++++ TASK INPUT
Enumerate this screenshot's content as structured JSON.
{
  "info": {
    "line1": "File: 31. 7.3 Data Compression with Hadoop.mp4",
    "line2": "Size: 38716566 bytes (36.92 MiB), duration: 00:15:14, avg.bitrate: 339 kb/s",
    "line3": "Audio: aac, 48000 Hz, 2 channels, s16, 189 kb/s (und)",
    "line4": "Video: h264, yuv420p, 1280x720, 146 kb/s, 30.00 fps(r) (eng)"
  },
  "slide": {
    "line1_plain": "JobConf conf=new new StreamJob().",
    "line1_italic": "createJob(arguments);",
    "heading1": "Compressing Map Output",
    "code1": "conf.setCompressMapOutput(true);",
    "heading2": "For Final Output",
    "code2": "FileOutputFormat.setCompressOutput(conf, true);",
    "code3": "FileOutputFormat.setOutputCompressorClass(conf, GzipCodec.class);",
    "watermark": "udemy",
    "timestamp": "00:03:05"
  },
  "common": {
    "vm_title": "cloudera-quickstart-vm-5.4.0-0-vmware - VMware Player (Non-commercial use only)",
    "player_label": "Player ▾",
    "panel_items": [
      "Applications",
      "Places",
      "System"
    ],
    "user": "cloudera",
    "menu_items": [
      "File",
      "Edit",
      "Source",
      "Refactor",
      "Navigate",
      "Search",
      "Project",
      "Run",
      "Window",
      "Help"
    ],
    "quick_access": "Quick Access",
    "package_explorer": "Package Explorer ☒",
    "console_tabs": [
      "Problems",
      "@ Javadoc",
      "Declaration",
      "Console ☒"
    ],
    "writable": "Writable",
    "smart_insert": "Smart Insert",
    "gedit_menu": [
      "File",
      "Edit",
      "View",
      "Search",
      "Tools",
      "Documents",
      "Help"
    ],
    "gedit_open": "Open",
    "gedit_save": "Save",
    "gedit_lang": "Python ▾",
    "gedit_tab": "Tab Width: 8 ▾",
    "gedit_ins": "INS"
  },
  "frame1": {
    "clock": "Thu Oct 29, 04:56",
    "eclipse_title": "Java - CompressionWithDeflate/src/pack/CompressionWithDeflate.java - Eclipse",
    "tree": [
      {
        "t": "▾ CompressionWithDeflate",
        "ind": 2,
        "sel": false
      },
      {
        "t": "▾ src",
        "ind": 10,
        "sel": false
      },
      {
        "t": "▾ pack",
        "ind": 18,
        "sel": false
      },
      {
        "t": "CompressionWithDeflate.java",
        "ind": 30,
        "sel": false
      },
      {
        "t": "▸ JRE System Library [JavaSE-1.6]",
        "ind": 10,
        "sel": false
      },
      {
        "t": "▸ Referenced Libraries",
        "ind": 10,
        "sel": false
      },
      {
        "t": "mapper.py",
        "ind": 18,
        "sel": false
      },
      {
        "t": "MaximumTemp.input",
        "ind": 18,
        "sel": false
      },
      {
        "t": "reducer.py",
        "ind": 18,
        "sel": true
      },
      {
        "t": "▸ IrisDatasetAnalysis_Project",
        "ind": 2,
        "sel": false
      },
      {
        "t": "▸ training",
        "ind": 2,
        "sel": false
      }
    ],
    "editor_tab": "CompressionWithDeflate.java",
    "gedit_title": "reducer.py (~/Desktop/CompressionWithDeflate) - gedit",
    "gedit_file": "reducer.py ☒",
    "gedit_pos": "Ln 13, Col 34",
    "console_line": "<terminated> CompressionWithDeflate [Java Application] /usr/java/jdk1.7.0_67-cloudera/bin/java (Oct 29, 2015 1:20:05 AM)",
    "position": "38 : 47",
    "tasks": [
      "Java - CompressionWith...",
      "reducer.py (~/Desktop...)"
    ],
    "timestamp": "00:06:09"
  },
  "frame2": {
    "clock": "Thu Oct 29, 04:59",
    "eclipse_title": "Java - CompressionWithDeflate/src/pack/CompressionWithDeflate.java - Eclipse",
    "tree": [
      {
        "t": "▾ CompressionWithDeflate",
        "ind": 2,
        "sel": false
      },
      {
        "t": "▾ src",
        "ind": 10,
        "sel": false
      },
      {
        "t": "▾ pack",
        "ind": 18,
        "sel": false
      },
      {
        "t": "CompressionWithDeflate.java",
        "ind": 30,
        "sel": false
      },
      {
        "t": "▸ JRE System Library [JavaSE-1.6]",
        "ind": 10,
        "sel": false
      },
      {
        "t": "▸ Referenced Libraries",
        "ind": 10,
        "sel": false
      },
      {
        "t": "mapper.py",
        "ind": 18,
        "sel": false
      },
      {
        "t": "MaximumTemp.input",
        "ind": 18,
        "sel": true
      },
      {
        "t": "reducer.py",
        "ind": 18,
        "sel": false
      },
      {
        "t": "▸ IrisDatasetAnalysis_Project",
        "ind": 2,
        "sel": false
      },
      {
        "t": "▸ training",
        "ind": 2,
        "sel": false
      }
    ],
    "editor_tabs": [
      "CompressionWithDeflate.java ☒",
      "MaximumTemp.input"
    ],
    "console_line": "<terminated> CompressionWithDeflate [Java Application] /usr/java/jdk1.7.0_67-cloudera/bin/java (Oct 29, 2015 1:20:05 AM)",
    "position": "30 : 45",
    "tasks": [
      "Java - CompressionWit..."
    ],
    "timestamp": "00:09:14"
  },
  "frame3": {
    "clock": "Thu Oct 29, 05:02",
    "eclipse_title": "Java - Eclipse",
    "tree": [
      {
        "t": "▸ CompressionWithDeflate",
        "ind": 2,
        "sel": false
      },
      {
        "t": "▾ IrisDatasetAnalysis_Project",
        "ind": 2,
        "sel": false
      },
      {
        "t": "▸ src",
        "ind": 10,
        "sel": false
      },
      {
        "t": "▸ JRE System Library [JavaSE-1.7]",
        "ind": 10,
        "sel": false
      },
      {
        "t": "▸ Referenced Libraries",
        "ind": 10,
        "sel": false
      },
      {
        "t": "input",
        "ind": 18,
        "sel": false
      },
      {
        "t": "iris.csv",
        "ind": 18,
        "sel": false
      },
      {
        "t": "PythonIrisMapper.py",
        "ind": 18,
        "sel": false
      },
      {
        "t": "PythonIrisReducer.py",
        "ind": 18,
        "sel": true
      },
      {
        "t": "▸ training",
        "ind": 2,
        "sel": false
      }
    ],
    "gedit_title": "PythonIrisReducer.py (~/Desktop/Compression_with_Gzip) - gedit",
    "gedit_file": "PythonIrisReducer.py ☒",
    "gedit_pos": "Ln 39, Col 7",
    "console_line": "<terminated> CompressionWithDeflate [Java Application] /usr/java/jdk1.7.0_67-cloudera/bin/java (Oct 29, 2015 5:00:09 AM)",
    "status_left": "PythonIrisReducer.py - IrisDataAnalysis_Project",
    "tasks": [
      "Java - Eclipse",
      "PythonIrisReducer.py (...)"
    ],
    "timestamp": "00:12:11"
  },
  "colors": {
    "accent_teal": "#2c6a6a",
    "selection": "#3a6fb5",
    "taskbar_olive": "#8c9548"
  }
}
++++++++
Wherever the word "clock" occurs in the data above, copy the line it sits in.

    "clock": "Thu Oct 29, 04:56",
    "clock": "Thu Oct 29, 04:59",
    "clock": "Thu Oct 29, 05:02",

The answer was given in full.